We create functions with the function keyword. Functions can take parameters. By default, functions are public. I added the private keyword to make this function private. I also chose to add an underscore before a private function or variable to distinguish them from public variables. You don’t have to do this, I just find it easier to read.

Ethereum has the hash function keccak256 built in. This is a version of SHA3. Pass it any string and you get a 256-bit hexadecimal number.

As you can see, we are typecasting the keccak256 value into a uint value and we return it.

Aside from the private keyword, there are several things you can add to a function:

  • The function returns something: Use the returns keyword and specify the type the function returns. Here, it will return a uint type.

  • The view keyword means that our function needs to look at some of our contract’s variables, but not modify them. Our function createRandomDeveloper needs to look at minAge and maxAge variables.

  • The pure keyword means that the function is not accessing any data in the app. It only returns something depending on its parameters. Our _generateRandomId is pure.

We have three functions. _generateRandomId generates a random Id for our developer by using the keccak256 built in function. _createDeveloper creates and pushes a new Developer struct into our developers array. createRandomDeveloper is the only public function.

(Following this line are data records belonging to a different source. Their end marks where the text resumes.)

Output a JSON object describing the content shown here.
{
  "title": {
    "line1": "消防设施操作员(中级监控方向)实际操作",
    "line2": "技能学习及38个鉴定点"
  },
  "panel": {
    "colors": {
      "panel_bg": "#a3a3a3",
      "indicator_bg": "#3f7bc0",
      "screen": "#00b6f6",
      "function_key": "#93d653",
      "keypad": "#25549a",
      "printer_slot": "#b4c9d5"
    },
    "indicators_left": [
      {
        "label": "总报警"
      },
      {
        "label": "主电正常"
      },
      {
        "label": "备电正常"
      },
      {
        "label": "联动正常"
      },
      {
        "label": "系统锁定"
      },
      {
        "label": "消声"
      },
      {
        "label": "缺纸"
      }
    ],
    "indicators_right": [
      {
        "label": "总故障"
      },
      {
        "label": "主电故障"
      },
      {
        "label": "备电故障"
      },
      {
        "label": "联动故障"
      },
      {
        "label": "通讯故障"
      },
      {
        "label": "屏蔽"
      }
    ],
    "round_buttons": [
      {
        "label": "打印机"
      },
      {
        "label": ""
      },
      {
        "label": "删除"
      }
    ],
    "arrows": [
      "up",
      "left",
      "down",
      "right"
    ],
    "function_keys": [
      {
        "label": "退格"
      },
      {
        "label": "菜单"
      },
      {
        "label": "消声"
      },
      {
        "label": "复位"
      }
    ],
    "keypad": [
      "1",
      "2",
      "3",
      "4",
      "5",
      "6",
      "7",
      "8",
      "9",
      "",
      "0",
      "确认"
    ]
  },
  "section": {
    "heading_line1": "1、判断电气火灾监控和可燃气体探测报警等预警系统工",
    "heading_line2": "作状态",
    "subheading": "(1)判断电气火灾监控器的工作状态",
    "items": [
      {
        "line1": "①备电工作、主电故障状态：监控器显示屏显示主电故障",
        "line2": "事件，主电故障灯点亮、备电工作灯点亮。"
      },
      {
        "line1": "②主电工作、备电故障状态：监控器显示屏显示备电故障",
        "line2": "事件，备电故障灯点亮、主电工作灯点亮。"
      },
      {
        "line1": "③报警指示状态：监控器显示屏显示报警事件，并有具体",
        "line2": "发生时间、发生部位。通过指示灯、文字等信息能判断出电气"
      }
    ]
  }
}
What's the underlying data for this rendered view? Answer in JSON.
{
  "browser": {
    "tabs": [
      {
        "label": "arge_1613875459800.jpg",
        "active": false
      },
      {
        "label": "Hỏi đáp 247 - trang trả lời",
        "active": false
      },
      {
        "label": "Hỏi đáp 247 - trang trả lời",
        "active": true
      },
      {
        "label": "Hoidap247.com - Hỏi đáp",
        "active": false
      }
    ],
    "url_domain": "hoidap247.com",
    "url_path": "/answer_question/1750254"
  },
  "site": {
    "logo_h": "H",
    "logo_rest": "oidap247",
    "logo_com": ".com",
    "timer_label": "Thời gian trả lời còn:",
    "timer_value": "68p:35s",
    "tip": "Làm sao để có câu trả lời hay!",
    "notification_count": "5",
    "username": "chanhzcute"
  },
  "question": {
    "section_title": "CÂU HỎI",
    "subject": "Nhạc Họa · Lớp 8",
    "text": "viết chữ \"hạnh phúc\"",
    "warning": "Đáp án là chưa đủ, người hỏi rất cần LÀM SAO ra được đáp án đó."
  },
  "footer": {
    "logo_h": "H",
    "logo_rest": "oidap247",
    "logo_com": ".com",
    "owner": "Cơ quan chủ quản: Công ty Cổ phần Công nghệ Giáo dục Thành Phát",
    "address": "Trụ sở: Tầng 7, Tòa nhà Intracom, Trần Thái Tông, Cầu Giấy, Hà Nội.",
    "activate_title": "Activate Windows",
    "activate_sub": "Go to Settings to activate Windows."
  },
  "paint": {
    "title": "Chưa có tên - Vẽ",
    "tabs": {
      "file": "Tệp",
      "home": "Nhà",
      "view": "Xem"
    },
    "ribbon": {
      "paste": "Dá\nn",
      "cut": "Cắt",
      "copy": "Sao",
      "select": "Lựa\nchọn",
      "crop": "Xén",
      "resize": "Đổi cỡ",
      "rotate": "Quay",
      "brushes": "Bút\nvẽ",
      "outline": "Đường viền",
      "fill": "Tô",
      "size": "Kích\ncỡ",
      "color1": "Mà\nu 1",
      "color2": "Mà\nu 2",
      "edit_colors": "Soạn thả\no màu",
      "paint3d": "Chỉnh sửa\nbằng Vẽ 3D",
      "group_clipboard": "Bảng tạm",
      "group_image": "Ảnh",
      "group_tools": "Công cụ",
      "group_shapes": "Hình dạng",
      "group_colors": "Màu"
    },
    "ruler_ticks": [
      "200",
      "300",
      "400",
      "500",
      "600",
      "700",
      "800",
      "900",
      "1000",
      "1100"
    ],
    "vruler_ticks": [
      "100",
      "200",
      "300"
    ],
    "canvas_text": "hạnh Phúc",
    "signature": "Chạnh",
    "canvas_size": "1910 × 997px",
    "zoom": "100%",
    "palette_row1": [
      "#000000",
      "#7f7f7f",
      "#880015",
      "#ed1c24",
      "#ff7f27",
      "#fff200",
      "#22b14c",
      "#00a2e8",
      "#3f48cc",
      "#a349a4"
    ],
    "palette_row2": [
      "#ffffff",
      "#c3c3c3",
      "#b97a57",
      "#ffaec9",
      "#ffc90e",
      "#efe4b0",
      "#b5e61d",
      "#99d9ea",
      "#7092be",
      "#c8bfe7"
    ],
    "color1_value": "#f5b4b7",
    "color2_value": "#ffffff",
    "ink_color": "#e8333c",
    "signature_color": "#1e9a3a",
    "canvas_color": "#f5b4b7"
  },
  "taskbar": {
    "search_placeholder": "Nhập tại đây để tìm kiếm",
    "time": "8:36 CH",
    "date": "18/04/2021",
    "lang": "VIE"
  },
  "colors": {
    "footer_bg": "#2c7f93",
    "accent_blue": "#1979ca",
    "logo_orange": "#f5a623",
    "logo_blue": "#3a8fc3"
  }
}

It checks if the age provided is correct. The require statements will throw errors if it is not the case ( age greater than 100 and lower than 5 in our case ). So, this last function is the one that can be called from outside our contract.

Events

You can also create events so you can communicate what happens on the blockchain to your front-end app. Your app would then listen to those events and react accordingly.

pragma solidity ^0.4.22;

contract DeveloperFactory {
    // Let's create a Developer!

    event NewDeveloper(uint devId, string name, uint age);

    uint maxAge = 100;
    uint minAge = 5;

    struct Developer {
        string name;
        uint id;
        uint age;
    }

    Developer[] public developers;

    function _createDeveloper( string _name, uint _id, uint _age ) private{
        uint id = developers.push( Developer( _name, _id, _age ) ) - 1;
        newDeveloper(id, _name, _age);
    }

    function _generateRandomId( string _str ) private pure returns (uint){
        uint rand = uint(keccak256(_str));
        return rand;
    }

    function createRandomDeveloper( string _name, uint _age ) public view {
        require(_age > minAge);
        require(_age < maxAge);
        uint randId = _generateRandomId( _name );
        _createDeveloper(_name, randId, _age );
    }
}

We create an event with the event keyword. In our contract, the event will have three parameters, the devId, the name and the age. We will fire our event in our _createDeveloper function. It works like a function. The id is retrieved thanks to the push method on the developers array. It will return the new length of the array. Because the array start at index 0, we subtract 1 to get the developer id.

Note: This series is inspired by the CryptoZombies tutorial. Don’t hesitate to check it out, it’s amazing!

Note bis: You can use the Remix IDE in your browser if you want to play around in Solidity

Conclusion

We have explored some concepts of Solidity. In the next article, we will go in more depth into what Solidity allows you to do. Stay tuned!

Read more

Introduction

In my previous article, I tried to described the concept of a blockchain with code. This time, I’ll try to describe the structure of a single block. I will use the Bitcoin blockchain to explain blocks, but keep in mind that the concepts will remain more or less the same. It could be useful to read my last article to understand a few things first.
Continue reading Blockchain: what is inside a block?

Read more